What needs to be done ->
The job is to output each record again, character for character.

(Stored items from a collection)
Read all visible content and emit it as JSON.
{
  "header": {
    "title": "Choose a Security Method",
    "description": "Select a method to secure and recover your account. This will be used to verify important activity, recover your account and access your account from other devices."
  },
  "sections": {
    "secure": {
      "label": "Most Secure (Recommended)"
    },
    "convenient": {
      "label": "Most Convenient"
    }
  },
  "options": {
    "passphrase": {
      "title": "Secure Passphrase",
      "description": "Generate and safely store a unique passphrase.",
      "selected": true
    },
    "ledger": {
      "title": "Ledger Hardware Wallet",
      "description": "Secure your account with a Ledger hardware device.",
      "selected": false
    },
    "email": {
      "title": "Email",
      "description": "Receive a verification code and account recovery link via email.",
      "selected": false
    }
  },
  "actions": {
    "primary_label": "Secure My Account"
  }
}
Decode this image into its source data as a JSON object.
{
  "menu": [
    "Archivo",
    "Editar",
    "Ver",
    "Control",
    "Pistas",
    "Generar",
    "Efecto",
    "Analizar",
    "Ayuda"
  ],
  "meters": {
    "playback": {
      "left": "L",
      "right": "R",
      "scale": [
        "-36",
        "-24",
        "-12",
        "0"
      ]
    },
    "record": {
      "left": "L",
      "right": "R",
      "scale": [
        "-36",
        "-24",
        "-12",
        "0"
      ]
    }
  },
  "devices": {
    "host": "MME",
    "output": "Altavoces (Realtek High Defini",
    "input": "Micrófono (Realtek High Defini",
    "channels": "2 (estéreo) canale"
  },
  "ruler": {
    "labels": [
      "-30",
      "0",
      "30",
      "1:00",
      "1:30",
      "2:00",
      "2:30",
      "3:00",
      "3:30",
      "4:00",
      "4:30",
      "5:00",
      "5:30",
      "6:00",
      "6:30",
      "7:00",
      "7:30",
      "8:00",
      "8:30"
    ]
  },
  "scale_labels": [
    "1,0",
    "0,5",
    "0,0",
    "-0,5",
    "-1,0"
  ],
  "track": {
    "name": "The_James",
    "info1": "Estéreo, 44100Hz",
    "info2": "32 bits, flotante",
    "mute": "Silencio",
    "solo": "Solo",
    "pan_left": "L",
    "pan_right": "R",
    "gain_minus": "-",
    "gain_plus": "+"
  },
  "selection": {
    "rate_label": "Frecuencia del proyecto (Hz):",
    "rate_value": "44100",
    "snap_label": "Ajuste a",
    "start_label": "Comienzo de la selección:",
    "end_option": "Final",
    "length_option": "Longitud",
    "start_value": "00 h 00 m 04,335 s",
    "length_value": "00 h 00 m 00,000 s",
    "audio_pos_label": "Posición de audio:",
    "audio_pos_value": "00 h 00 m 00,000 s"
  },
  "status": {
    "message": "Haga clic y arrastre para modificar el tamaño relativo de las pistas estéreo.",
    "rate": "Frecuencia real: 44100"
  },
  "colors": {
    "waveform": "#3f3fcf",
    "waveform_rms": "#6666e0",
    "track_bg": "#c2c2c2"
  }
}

Response to the task ->
Read all visible content and emit it as JSON.
{
  "header": {
    "title": "Choose a Security Method",
    "description": "Select a method to secure and recover your account. This will be used to verify important activity, recover your account and access your account from other devices."
  },
  "sections": {
    "secure": {
      "label": "Most Secure (Recommended)"
    },
    "convenient": {
      "label": "Most Convenient"
    }
  },
  "options": {
    "passphrase": {
      "title": "Secure Passphrase",
      "description": "Generate and safely store a unique passphrase.",
      "selected": true
    },
    "ledger": {
      "title": "Ledger Hardware Wallet",
      "description": "Secure your account with a Ledger hardware device.",
      "selected": false
    },
    "email": {
      "title": "Email",
      "description": "Receive a verification code and account recovery link via email.",
      "selected": false
    }
  },
  "actions": {
    "primary_label": "Secure My Account"
  }
}
Decode this image into its source data as a JSON object.
{
  "menu": [
    "Archivo",
    "Editar",
    "Ver",
    "Control",
    "Pistas",
    "Generar",
    "Efecto",
    "Analizar",
    "Ayuda"
  ],
  "meters": {
    "playback": {
      "left": "L",
      "right": "R",
      "scale": [
        "-36",
        "-24",
        "-12",
        "0"
      ]
    },
    "record": {
      "left": "L",
      "right": "R",
      "scale": [
        "-36",
        "-24",
        "-12",
        "0"
      ]
    }
  },
  "devices": {
    "host": "MME",
    "output": "Altavoces (Realtek High Defini",
    "input": "Micrófono (Realtek High Defini",
    "channels": "2 (estéreo) canale"
  },
  "ruler": {
    "labels": [
      "-30",
      "0",
      "30",
      "1:00",
      "1:30",
      "2:00",
      "2:30",
      "3:00",
      "3:30",
      "4:00",
      "4:30",
      "5:00",
      "5:30",
      "6:00",
      "6:30",
      "7:00",
      "7:30",
      "8:00",
      "8:30"
    ]
  },
  "scale_labels": [
    "1,0",
    "0,5",
    "0,0",
    "-0,5",
    "-1,0"
  ],
  "track": {
    "name": "The_James",
    "info1": "Estéreo, 44100Hz",
    "info2": "32 bits, flotante",
    "mute": "Silencio",
    "solo": "Solo",
    "pan_left": "L",
    "pan_right": "R",
    "gain_minus": "-",
    "gain_plus": "+"
  },
  "selection": {
    "rate_label": "Frecuencia del proyecto (Hz):",
    "rate_value": "44100",
    "snap_label": "Ajuste a",
    "start_label": "Comienzo de la selección:",
    "end_option": "Final",
    "length_option": "Longitud",
    "start_value": "00 h 00 m 04,335 s",
    "length_value": "00 h 00 m 00,000 s",
    "audio_pos_label": "Posición de audio:",
    "audio_pos_value": "00 h 00 m 00,000 s"
  },
  "status": {
    "message": "Haga clic y arrastre para modificar el tamaño relativo de las pistas estéreo.",
    "rate": "Frecuencia real: 44100"
  },
  "colors": {
    "waveform": "#3f3fcf",
    "waveform_rms": "#6666e0",
    "track_bg": "#c2c2c2"
  }
}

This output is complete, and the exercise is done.